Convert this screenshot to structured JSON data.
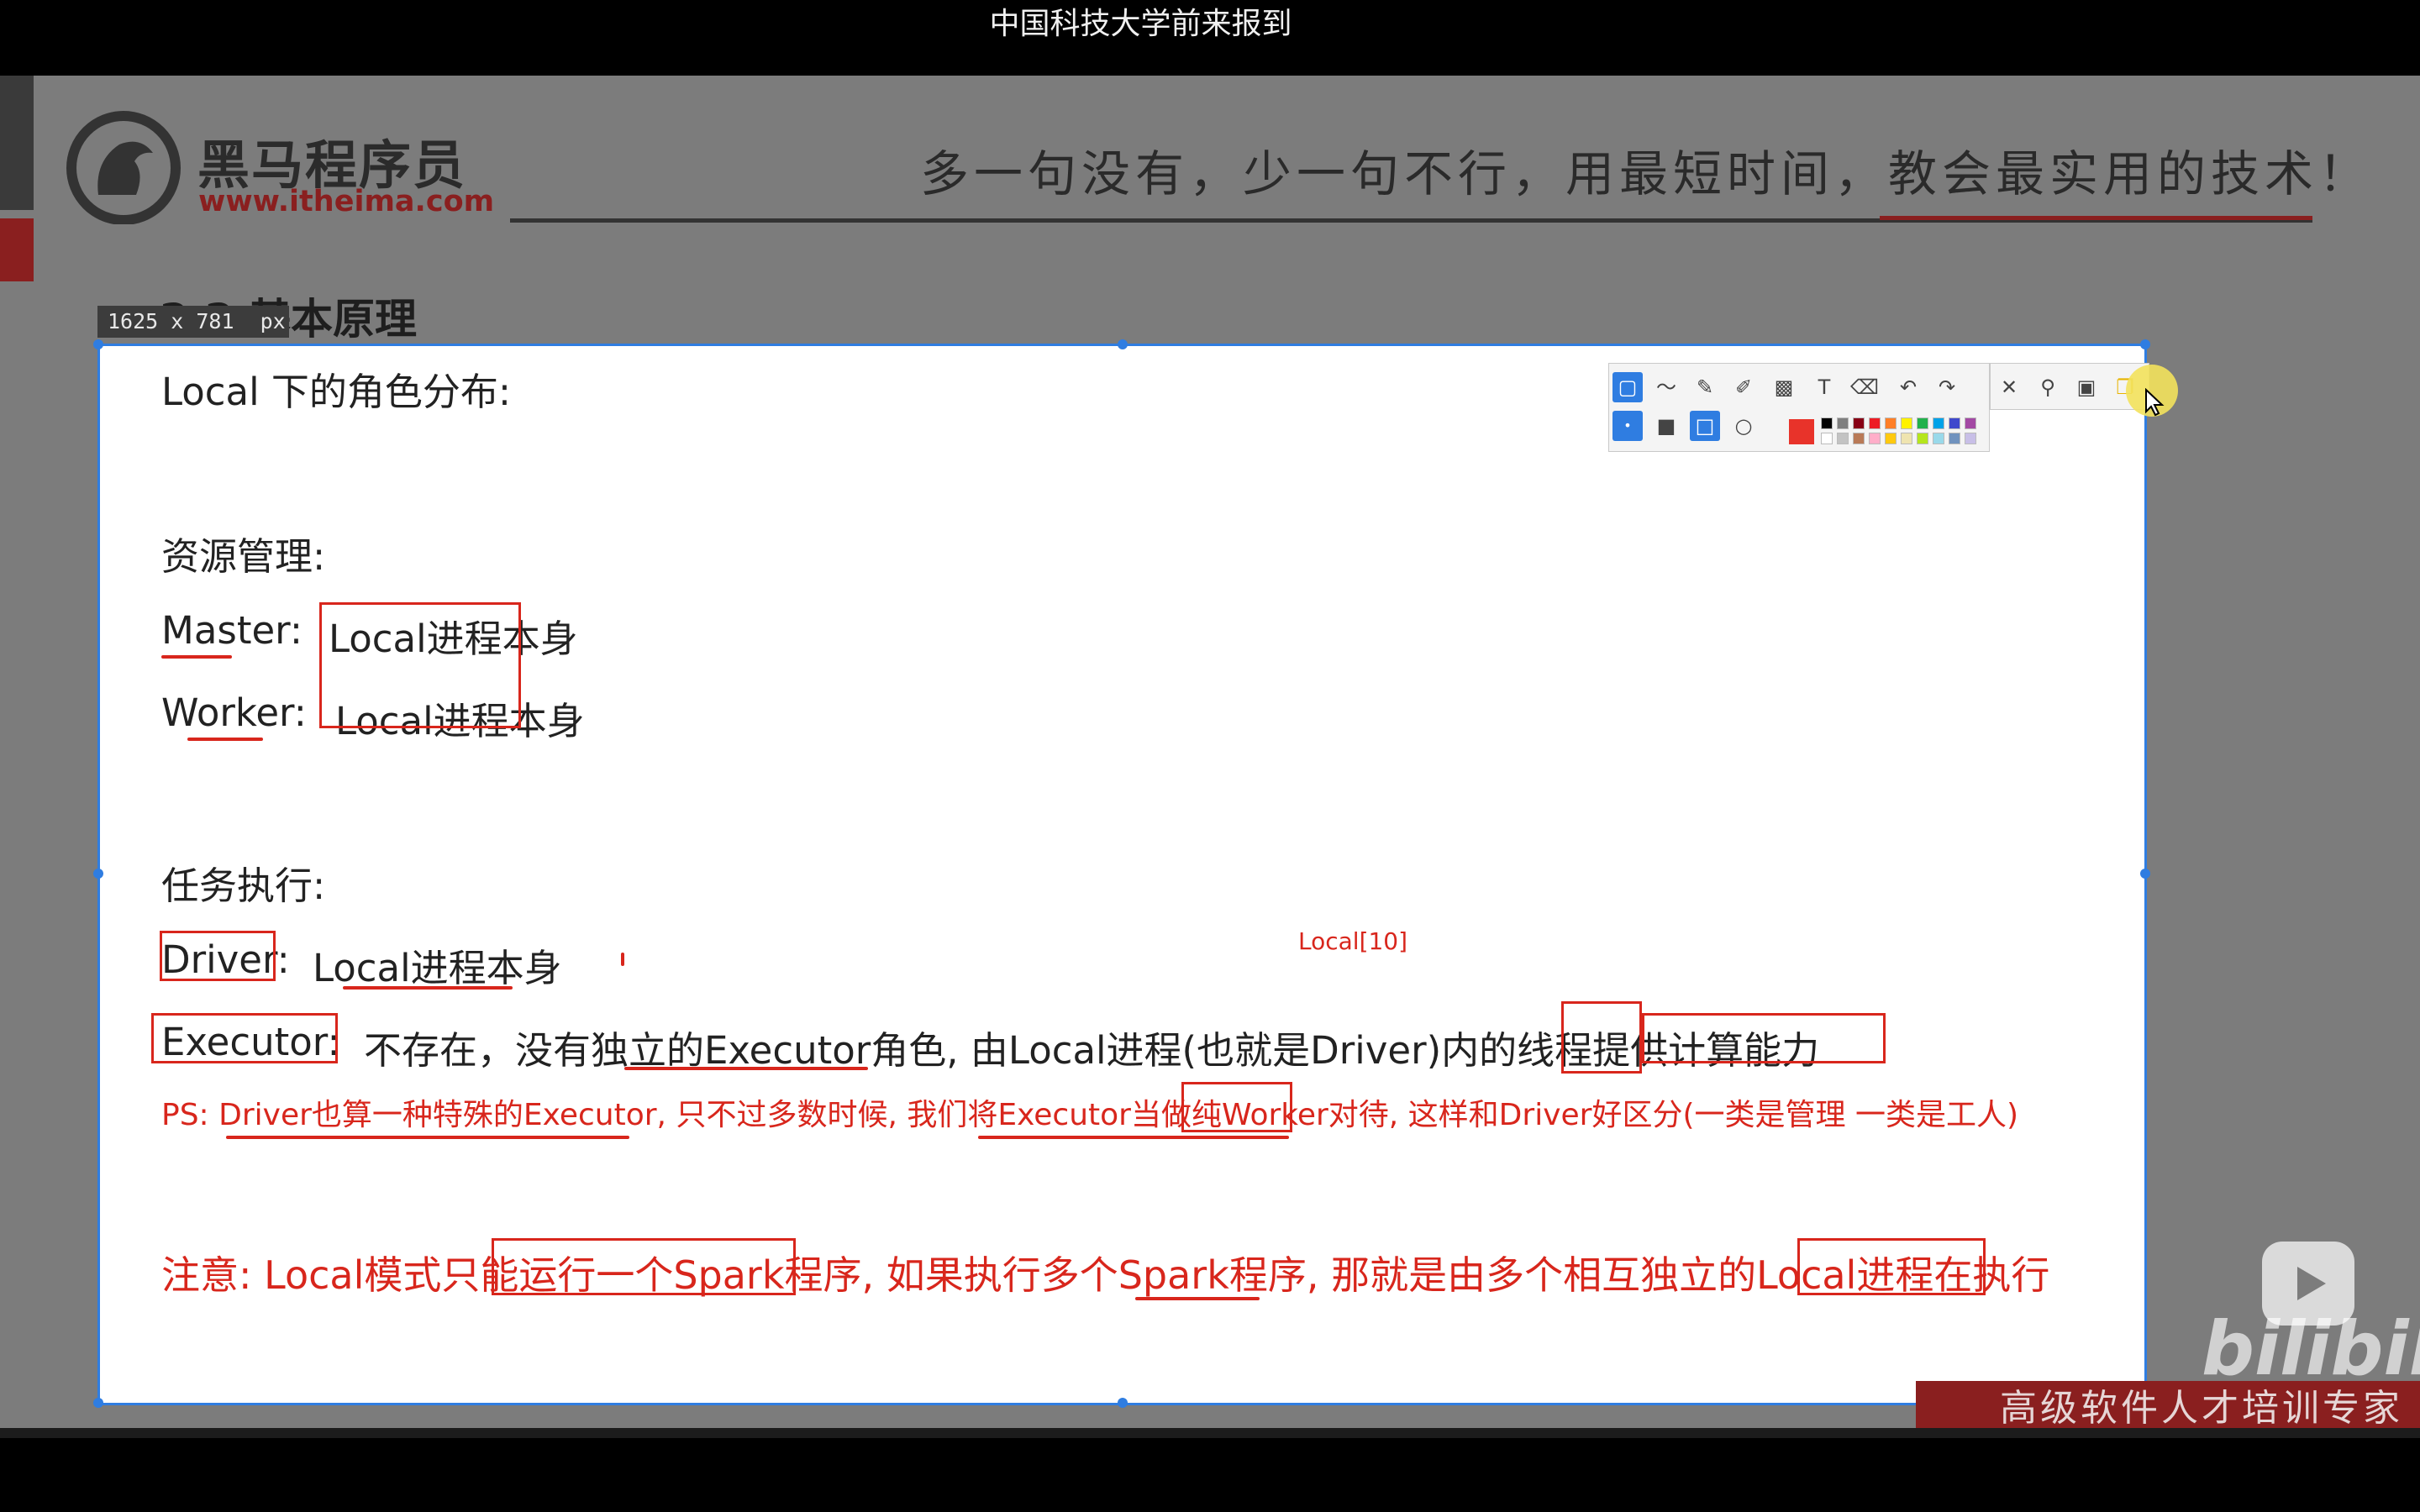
{
  "danmaku": "中国科技大学前来报到",
  "logo": {
    "name_cn": "黑马程序员",
    "url": "www.itheima.com"
  },
  "slogan": "多一句没有，少一句不行，用最短时间，教会最实用的技术！",
  "section_title": "2.2 基本原理",
  "capture_size": {
    "label": "1625 x 781",
    "unit": "px"
  },
  "content": {
    "heading": "Local 下的角色分布:",
    "resource_title": "资源管理:",
    "master_key": "Master:",
    "master_value": "Local进程本身",
    "worker_key": "Worker:",
    "worker_value": "Local进程本身",
    "task_title": "任务执行:",
    "driver_key": "Driver:",
    "driver_value": "Local进程本身",
    "executor_key": "Executor:",
    "executor_value": "不存在，没有独立的Executor角色, 由Local进程(也就是Driver)内的线程提供计算能力",
    "ps_note": "PS: Driver也算一种特殊的Executor, 只不过多数时候, 我们将Executor当做纯Worker对待, 这样和Driver好区分(一类是管理 一类是工人)",
    "warning": "注意: Local模式只能运行一个Spark程序, 如果执行多个Spark程序, 那就是由多个相互独立的Local进程在执行"
  },
  "annotation_label": "Local[10]",
  "toolbar": {
    "tools": [
      "select-tool",
      "polyline-tool",
      "pen-tool",
      "marker-tool",
      "mosaic-tool",
      "text-tool",
      "eraser-tool",
      "undo",
      "redo",
      "close",
      "pin",
      "save",
      "copy"
    ],
    "selected_color": "#e8332a",
    "palette": [
      "#000000",
      "#7f7f7f",
      "#880015",
      "#ed1c24",
      "#ff7f27",
      "#fff200",
      "#22b14c",
      "#00a2e8",
      "#3f48cc",
      "#a349a4",
      "#ffffff",
      "#c3c3c3",
      "#b97a57",
      "#ffaec9",
      "#ffc90e",
      "#efe4b0",
      "#b5e61d",
      "#99d9ea",
      "#7092be",
      "#c8bfe7"
    ]
  },
  "branding": {
    "tagline": "高级软件人才培训专家",
    "bilibili": "bilibili"
  },
  "colors": {
    "accent_red": "#d8261c",
    "selection_blue": "#2f7de1"
  }
}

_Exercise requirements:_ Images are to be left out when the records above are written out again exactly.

_Answer space:_
Convert this screenshot to structured JSON data.
{
  "danmaku": "中国科技大学前来报到",
  "logo": {
    "name_cn": "黑马程序员",
    "url": "www.itheima.com"
  },
  "slogan": "多一句没有，少一句不行，用最短时间，教会最实用的技术！",
  "section_title": "2.2 基本原理",
  "capture_size": {
    "label": "1625 x 781",
    "unit": "px"
  },
  "content": {
    "heading": "Local 下的角色分布:",
    "resource_title": "资源管理:",
    "master_key": "Master:",
    "master_value": "Local进程本身",
    "worker_key": "Worker:",
    "worker_value": "Local进程本身",
    "task_title": "任务执行:",
    "driver_key": "Driver:",
    "driver_value": "Local进程本身",
    "executor_key": "Executor:",
    "executor_value": "不存在，没有独立的Executor角色, 由Local进程(也就是Driver)内的线程提供计算能力",
    "ps_note": "PS: Driver也算一种特殊的Executor, 只不过多数时候, 我们将Executor当做纯Worker对待, 这样和Driver好区分(一类是管理 一类是工人)",
    "warning": "注意: Local模式只能运行一个Spark程序, 如果执行多个Spark程序, 那就是由多个相互独立的Local进程在执行"
  },
  "annotation_label": "Local[10]",
  "toolbar": {
    "tools": [
      "select-tool",
      "polyline-tool",
      "pen-tool",
      "marker-tool",
      "mosaic-tool",
      "text-tool",
      "eraser-tool",
      "undo",
      "redo",
      "close",
      "pin",
      "save",
      "copy"
    ],
    "selected_color": "#e8332a",
    "palette": [
      "#000000",
      "#7f7f7f",
      "#880015",
      "#ed1c24",
      "#ff7f27",
      "#fff200",
      "#22b14c",
      "#00a2e8",
      "#3f48cc",
      "#a349a4",
      "#ffffff",
      "#c3c3c3",
      "#b97a57",
      "#ffaec9",
      "#ffc90e",
      "#efe4b0",
      "#b5e61d",
      "#99d9ea",
      "#7092be",
      "#c8bfe7"
    ]
  },
  "branding": {
    "tagline": "高级软件人才培训专家",
    "bilibili": "bilibili"
  },
  "colors": {
    "accent_red": "#d8261c",
    "selection_blue": "#2f7de1"
  }
}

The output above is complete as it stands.